From the dealer's perspective they no doubt see this as a win; the customer reported the fault, they offered a replacement vehicle (albeit a trade-in older car), they checked the vehicle and found the problem, they fixed the problem, and they returned it in working order with no charge. From an organisational perspective this wasn't a cheap exercise for them either - they've had to make numerous phone calls, they've had to order rush parts from overseas, and it's all covered by warranty so it's all cost. They've also had to hand over a vehicle they could have on-sold for a number of days.

Technically they've done a good job. Organisationally they've supported their customer in the field. The washing up was done, yes? Happy customer?

And now, for the parent

From a customer perspective, this was far from a win. I bought that vehicle less than 8 weeks ago and had an expectation of a relatively speedy and supportive response from the dealer. 

I'm not going to list everything I went through, but some of the emotional highlights of this event for me were:

  1. Driving my car with my son in the back (since we were out when then fault occurred) and thinking what would happen if we had a crash (since his doors and windows were deadlocked shut)
  2. Worrying about the fact that I'd only just dropped off two older people who could never have clambered out over the driver door if this fault had gone wrong just a little sooner
  3. Finding out that the break-down cover I thought I had, had actually elapsed.
  4. Watching with horror as the car decided to lock the drivers side door - whilst the car was switched on and the keys were sat in the console.
  5. Paying hundreds of dollars for the NRMA guy to come out and help me retrieve said keys.
  6. Paying for a cab to take my family home whilst I waiting on the road-side in shame.
  7. Waiting hours for the NRMA guy to come - in the pitch black, on a scary street, listening to a lovely couple argue about who was the bigger a-hole and scream at each other just across the road.
  8. Finding out he'd gone to the wrong suburb, and having to wait more.
  9. Watching as he drove off - only to realise with a sinking heart that the head lights had also failed and that I couldn't drive the car anyway.
  10. Paying for yet another cab to get me home.
  11. Paying for a third cab to take me back in the morning and then drive the car - again worrying what would happen if we got side-swiped - to the dealers the next day.
  12. Picking up my replacement vehicle, a tank of a Commodore with sheep-skin seat covers and a lovely lived-in aroma.

The gap between the dealer's expectations of satisfaction and mine are large enough to drive that Commodore through. Whilst they did respond and fix the car the staff I spoke with had no emotional connection to what had gone wrong - and completely failed to ask or care. At no point did they seem to realise how the fault had impacted on my day or life, and brushed off any comments I made about taxi and NRMA costs. Their estimates of how long the problem might take to fix ran from an initial 'few days' to 'a week or more' to 'three or four weeks' and back to 'tomorrow', to my utter confusion.
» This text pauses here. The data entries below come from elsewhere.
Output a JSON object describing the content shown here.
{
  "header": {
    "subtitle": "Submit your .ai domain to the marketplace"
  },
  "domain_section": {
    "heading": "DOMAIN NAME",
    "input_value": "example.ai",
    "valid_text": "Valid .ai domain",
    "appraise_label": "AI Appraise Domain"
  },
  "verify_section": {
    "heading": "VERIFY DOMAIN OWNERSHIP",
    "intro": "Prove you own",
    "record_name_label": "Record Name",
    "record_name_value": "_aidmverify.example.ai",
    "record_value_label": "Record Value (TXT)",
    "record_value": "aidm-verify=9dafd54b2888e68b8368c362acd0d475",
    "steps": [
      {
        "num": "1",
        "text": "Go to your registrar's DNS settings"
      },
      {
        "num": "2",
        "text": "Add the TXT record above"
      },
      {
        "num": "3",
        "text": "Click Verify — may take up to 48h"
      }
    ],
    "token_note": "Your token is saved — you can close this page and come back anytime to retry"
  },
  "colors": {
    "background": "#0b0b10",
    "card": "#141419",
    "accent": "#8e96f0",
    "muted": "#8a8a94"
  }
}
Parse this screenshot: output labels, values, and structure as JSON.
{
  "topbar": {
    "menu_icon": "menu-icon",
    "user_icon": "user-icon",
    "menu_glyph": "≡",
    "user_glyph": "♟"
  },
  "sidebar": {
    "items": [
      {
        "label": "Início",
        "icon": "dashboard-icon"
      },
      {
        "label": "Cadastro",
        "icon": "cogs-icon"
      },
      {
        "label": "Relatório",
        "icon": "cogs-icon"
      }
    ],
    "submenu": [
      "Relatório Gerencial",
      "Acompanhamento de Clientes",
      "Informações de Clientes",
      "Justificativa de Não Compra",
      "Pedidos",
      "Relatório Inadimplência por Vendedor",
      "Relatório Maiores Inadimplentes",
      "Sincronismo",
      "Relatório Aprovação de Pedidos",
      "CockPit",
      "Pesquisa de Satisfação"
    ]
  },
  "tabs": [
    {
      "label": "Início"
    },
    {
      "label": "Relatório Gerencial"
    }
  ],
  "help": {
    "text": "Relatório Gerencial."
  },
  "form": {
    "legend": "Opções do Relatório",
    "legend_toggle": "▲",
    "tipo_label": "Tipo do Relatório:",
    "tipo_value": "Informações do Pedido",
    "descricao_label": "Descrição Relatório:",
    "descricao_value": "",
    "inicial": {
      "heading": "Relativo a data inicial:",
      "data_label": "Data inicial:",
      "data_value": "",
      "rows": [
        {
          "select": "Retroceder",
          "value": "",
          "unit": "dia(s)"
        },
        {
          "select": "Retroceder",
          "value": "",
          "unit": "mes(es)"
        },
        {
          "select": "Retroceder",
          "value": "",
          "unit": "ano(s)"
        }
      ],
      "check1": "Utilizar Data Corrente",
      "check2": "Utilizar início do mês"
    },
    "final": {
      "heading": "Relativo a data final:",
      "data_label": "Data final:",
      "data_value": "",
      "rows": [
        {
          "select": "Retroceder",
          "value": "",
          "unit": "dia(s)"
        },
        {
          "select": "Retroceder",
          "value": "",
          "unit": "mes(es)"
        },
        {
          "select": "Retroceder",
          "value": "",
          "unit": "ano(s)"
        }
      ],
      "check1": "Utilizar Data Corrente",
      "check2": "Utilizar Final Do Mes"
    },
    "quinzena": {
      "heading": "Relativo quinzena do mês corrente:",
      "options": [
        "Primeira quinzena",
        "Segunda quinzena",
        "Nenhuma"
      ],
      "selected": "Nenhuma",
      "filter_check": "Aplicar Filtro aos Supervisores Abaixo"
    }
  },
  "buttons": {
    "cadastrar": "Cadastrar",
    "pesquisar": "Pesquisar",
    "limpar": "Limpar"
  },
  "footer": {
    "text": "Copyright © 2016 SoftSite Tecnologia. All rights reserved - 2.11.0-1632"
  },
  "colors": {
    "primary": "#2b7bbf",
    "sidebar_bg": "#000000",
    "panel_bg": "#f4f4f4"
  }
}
Whilst they did all the right things, they did many of them in a way that offered a poor customer experience. Despite having purchased three vehicles from them in the past four years, and despite having recently planned to trade in another in the next year, we're now very unlikely to ever return. Poor customer experience over one incident has likely cost them tens of thousands of dollars in sales, and could so easily have been avoided.

The shame is that it's all down to not being aware that the gap is even there. A little focus on the expectation and their shortfall could easily have fixed that.

Poor customer experience costs business. And getting it right really isn't that hard, if you place Customer Experience Strategy at the centre of what you do. When will they learn. 

Now excuse me, I'm off to clean up the kitchen...